The won’s prospects are brightening as a yen rebound makes it less likely South Korea will intervene to help its exporters compete against Japanese rivals. Bank of Korea Governor Lee Ju Yeol said in a regular parliamentary audit yesterday that the authorities are closely watching the weak yen’s impact, while Finance Minister Choi Kyung Hwan said Oct. 2 that a drop in the Japanese currency may hurt small Korean exporters.
The Japanese currency has strengthened 0.9 percent versus the dollar this month, after a 5.1 percent drop in September that was its steepest slide since January 2013. Against the won, it has gained 3.2 percent since sinking to a six-year low of 9.51 won on Sept. 25. The Bloomberg-JPMorgan Asia Dollar Index, which tracks the region’s 10 most-used currencies excluding the yen, fell last month by the most since May 2012 as the prospect of U.S. interest-rate increases buoyed the greenback.
The won’s retreat versus the U.S. currency last month was spurred by speculation the Bank of Korea will lower its benchmark interest rate again this year to help the economy, after a reduction to 2.25 percent from 2.5 percent in August. The next review is scheduled for Oct. 15 and four out of six analysts surveyed by Bloomberg predict a cut to 2 percent, while two see no change.
The Bank of Korea predicts the nation’s current-account surplus will widen to a record $84 billion this year, with the trade surplus forecast to be an all-time high of $89 billion, according to a July 10 statement. South Korea’s external debt maturing in one year or less amounted to $131.8 billion at the end of June, the latest figures from the central bank show, down from $190.1 billion in September 2008.

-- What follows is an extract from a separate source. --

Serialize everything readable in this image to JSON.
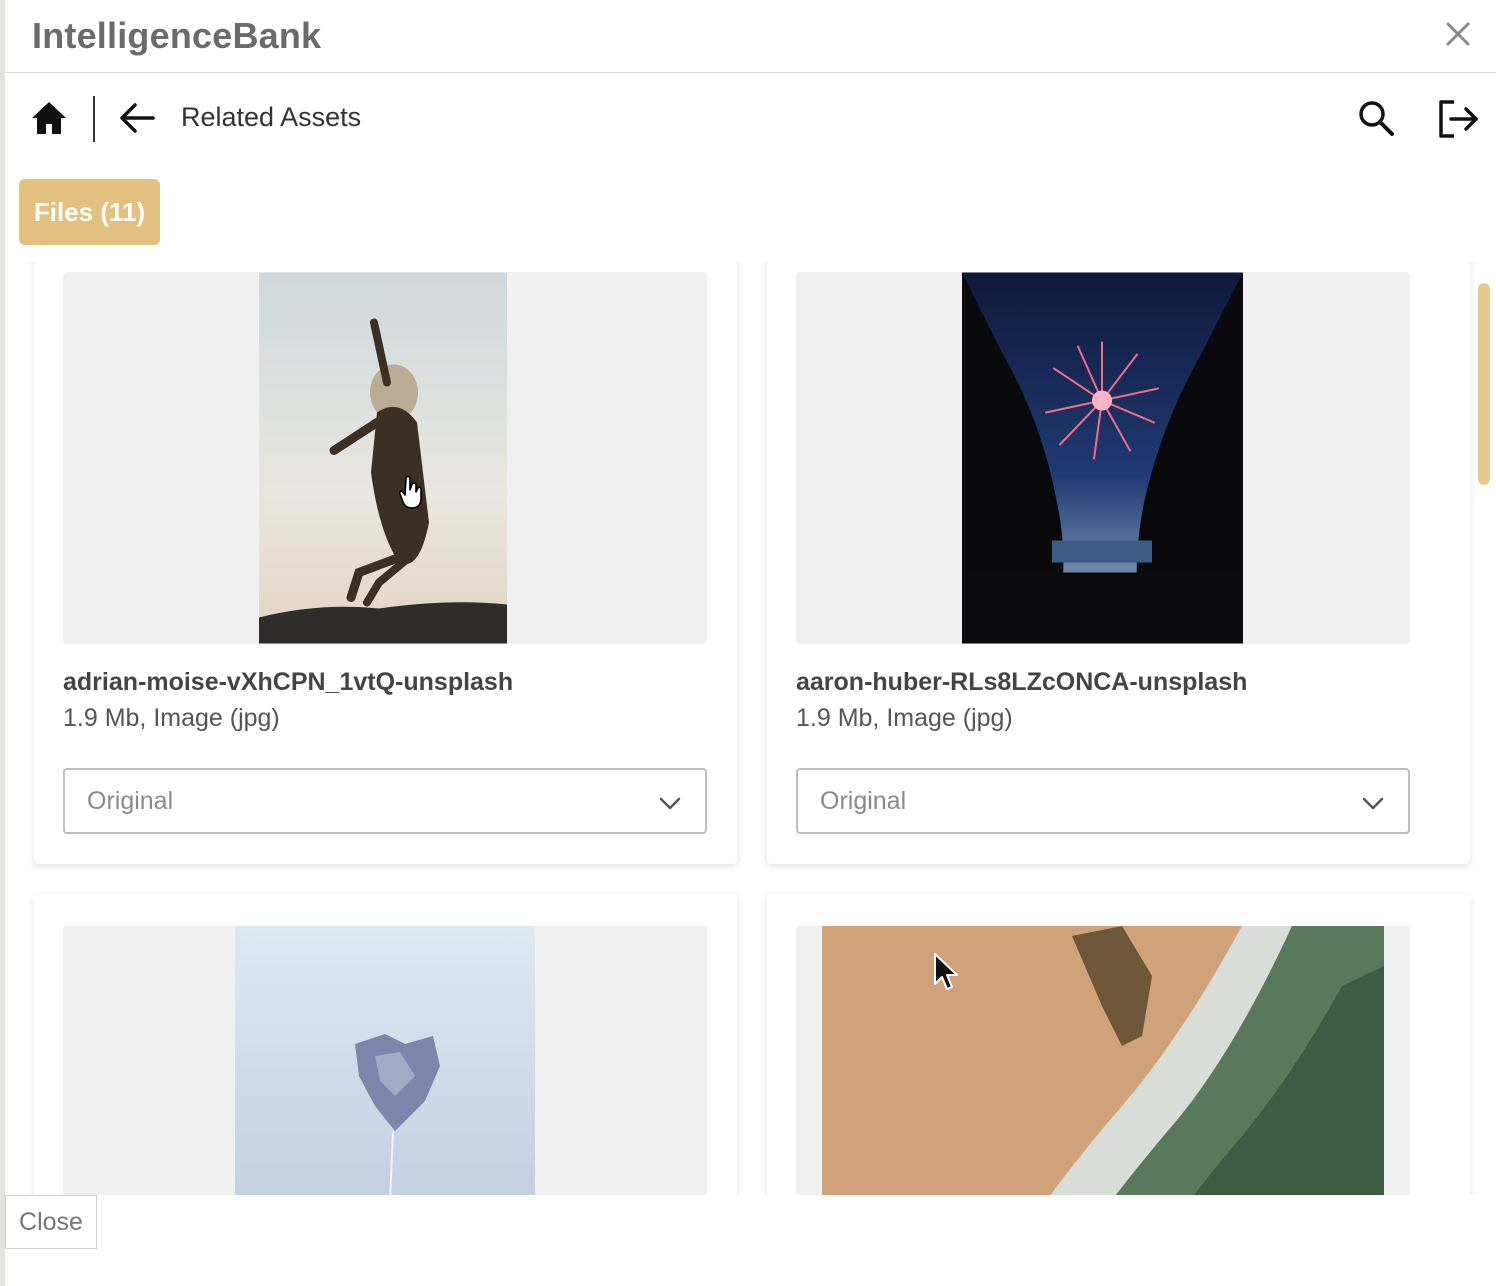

The won is forecast to advance to 1,030 per dollar by Dec. 31, based on the median estimate in a Bloomberg survey. The projection has weakened from 1,017 in the past month. Bloomberg rankings were determined by averaging scores on margin of error, timing and directional accuracy.
Goldman Sachs Group Inc., Scotiabank and ING all cut won estimates in the past month.
Goldman revised its forecast to reflect a stronger dollar and moderate economic growth momentum, Seoul-based economist Kwon Goohoon wrote in a Sept. 29 report. The bank weakened its three-month prediction to 1,060 per dollar from 1,030. Scotiabank’s year-end projection was changed to 1,060 from 1,040, Sacha Tihanyi, a Hong Kong-based strategist, said yesterday. ING cut its estimate to 1,010 from 990.
“The won has been vulnerable to depreciation spikes in the yen since the dollar-yen began its rise from 80 in the fourth quarter of 2012,” Tim Condon, the Singapore-based head of Asia research at ING, said in an e-mail interview yesterday. “I expect the yen now will stabilize around 108-110 for the rest of the year, and the won will retrace toward 1,010.”